We introduce a model for the emergence of innovations, in which cognitive processes are described as random walks on the network of links among ideas or concepts, and an innovation corresponds to the first visit of a node. The transition matrix of the random walk depends on the network weights, while in turn the weight of an edge is reinforced by the passage of a walker. The presence of the network naturally accounts for the mechanism of the adjacent possible, and the model reproduces both the rate at which novelties emerge and the correlations among them observed empirically. We show this by using synthetic networks and by studying real data sets on the growth of knowledge in different scientific disciplines.
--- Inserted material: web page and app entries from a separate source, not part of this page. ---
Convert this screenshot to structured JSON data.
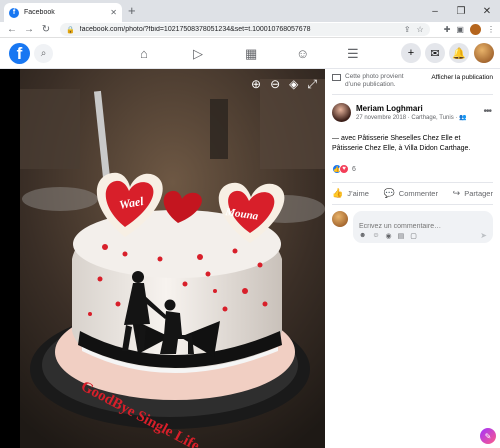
{
  "browser": {
    "tab_title": "Facebook",
    "tab_favicon": "f",
    "url": "facebook.com/photo/?fbid=10217508378051234&set=t.100010768057678"
  },
  "fb": {
    "logo": "f"
  },
  "photo": {
    "cake_name_left": "Wael",
    "cake_name_right": "Mouna",
    "cake_text": "GoodBye Single Life"
  },
  "panel": {
    "notice_text": "Cette photo provient d’une publication.",
    "notice_button": "Afficher la publication",
    "author_name": "Meriam Loghmari",
    "author_meta": "27 novembre 2018 · Carthage, Tunis ·",
    "caption": "— avec Pâtisserie Sheselles Chez Elle et Pâtisserie Chez Elle, à Villa Didon Carthage.",
    "reaction_count": "6",
    "like_label": "J’aime",
    "comment_label": "Commenter",
    "share_label": "Partager",
    "comment_placeholder": "Écrivez un commentaire…"
  },
  "colors": {
    "brand": "#1877f2",
    "cake_red": "#d81f2a"
  }
}
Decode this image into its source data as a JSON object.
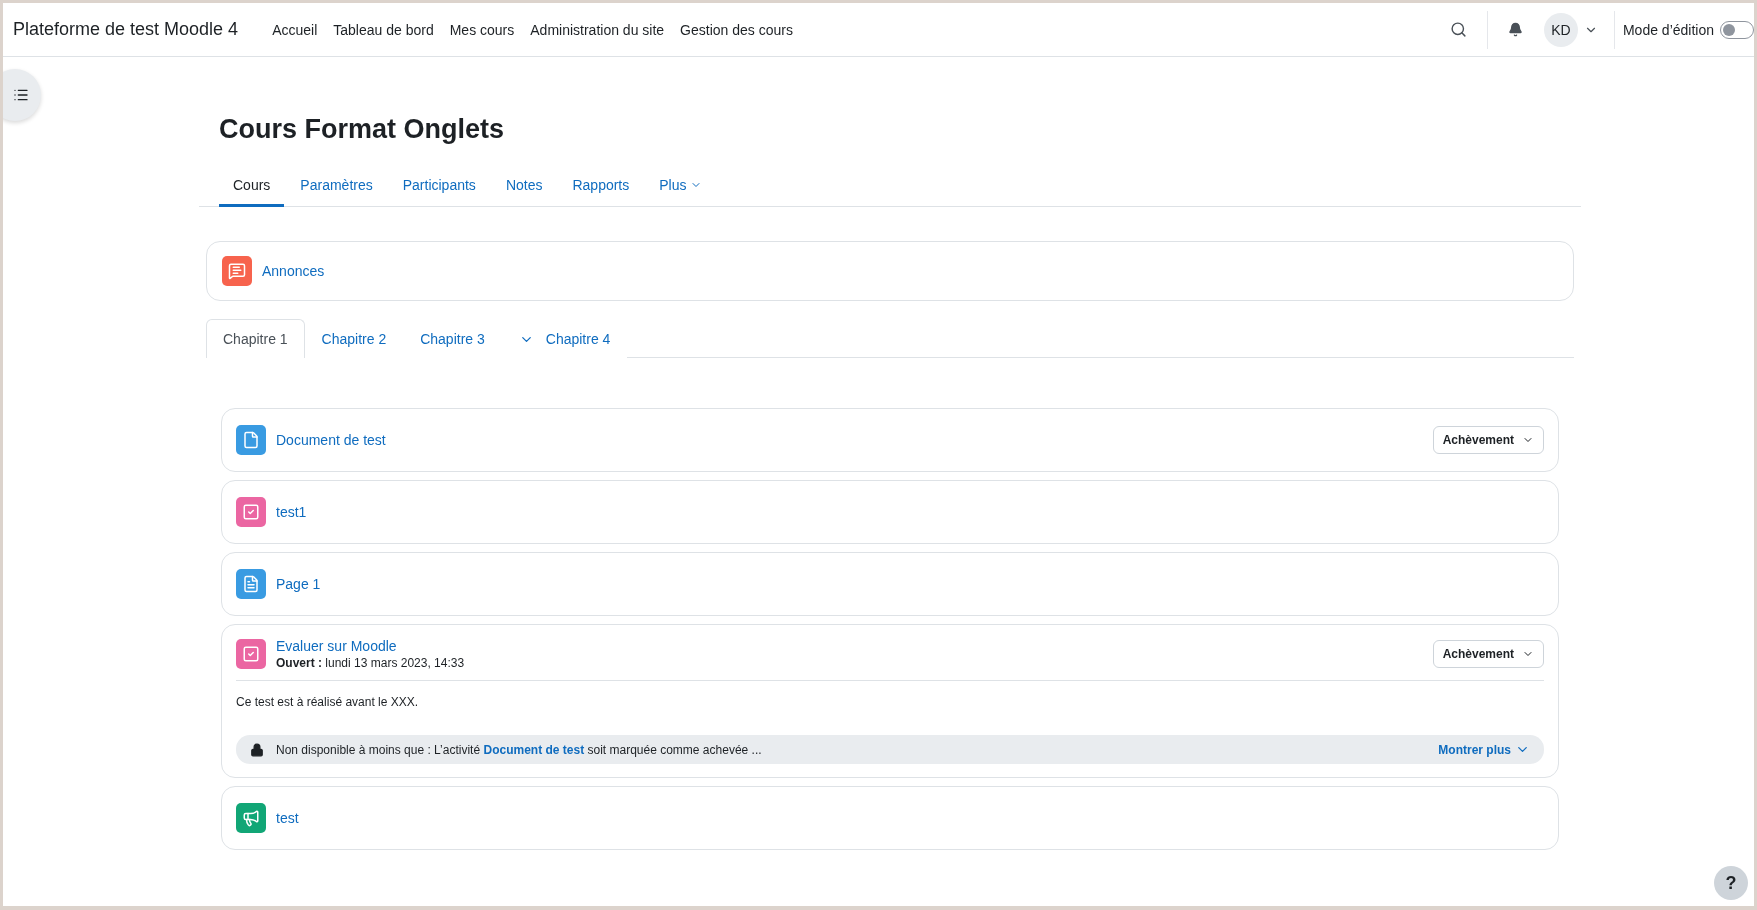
{
  "navbar": {
    "brand": "Plateforme de test Moodle 4",
    "links": [
      "Accueil",
      "Tableau de bord",
      "Mes cours",
      "Administration du site",
      "Gestion des cours"
    ],
    "user_initials": "KD",
    "edit_mode": {
      "label": "Mode d’édition",
      "on": false
    }
  },
  "course": {
    "title": "Cours Format Onglets",
    "tabs": [
      {
        "label": "Cours",
        "selected": true,
        "menu": false
      },
      {
        "label": "Paramètres",
        "selected": false,
        "menu": false
      },
      {
        "label": "Participants",
        "selected": false,
        "menu": false
      },
      {
        "label": "Notes",
        "selected": false,
        "menu": false
      },
      {
        "label": "Rapports",
        "selected": false,
        "menu": false
      },
      {
        "label": "Plus",
        "selected": false,
        "menu": true
      }
    ]
  },
  "top_activity": {
    "kind": "forum",
    "name": "Annonces"
  },
  "section_tabs": [
    {
      "label": "Chapitre 1",
      "selected": true,
      "kind": "plain"
    },
    {
      "label": "Chapitre 2",
      "selected": false,
      "kind": "plain"
    },
    {
      "label": "Chapitre 3",
      "selected": false,
      "kind": "plain"
    },
    {
      "label": "Chapitre 4",
      "selected": false,
      "kind": "collapsible"
    }
  ],
  "activities": [
    {
      "kind": "file",
      "name": "Document de test",
      "completion": "Achèvement"
    },
    {
      "kind": "quiz",
      "name": "test1"
    },
    {
      "kind": "page",
      "name": "Page 1"
    },
    {
      "kind": "quiz",
      "name": "Evaluer sur Moodle",
      "completion": "Achèvement",
      "dates": "**Ouvert :** lundi 13 mars 2023, 14:33",
      "description": "Ce test est à réalisé avant le XXX.",
      "restriction": {
        "before": "Non disponible à moins que : L’activité ",
        "link": "Document de test",
        "after": " soit marquée comme achevée ...",
        "more": "Montrer plus"
      }
    },
    {
      "kind": "feedback",
      "name": "test"
    }
  ],
  "help": "?"
}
Edge-reinforced random walks on complex topologies offer a new modeling framework for the dynamics of correlated novelties and another example of co-evolution of processes and networks.
I’ve been Visiting Lecturer at City, University of London, for the course:
I’ve been teaching Network Science at the School of Electronic Engineering & Computer Science (QMUL):
I’ve been Teaching Assistant for the following courses at QMUL:
I’ve been a reviewer for the journals:
Nature Communications, Physical Review Letters, Communications Physics, Physical Review E, Ecology Letters, Europhysics Letters, Scientific Reports, Philosophical Transactions of the Royal Society A, Proceeding of the Royal Society A, Chaos, EPJ Data Science, PLoS One, Advances in Complex Systems, Frontiers in Physics, Chaos Solitons & Fractals, Mathematical and Computer Modelling of Dynamical Systems, Online Social Networks and Media, EEE Control Systems Society Conference.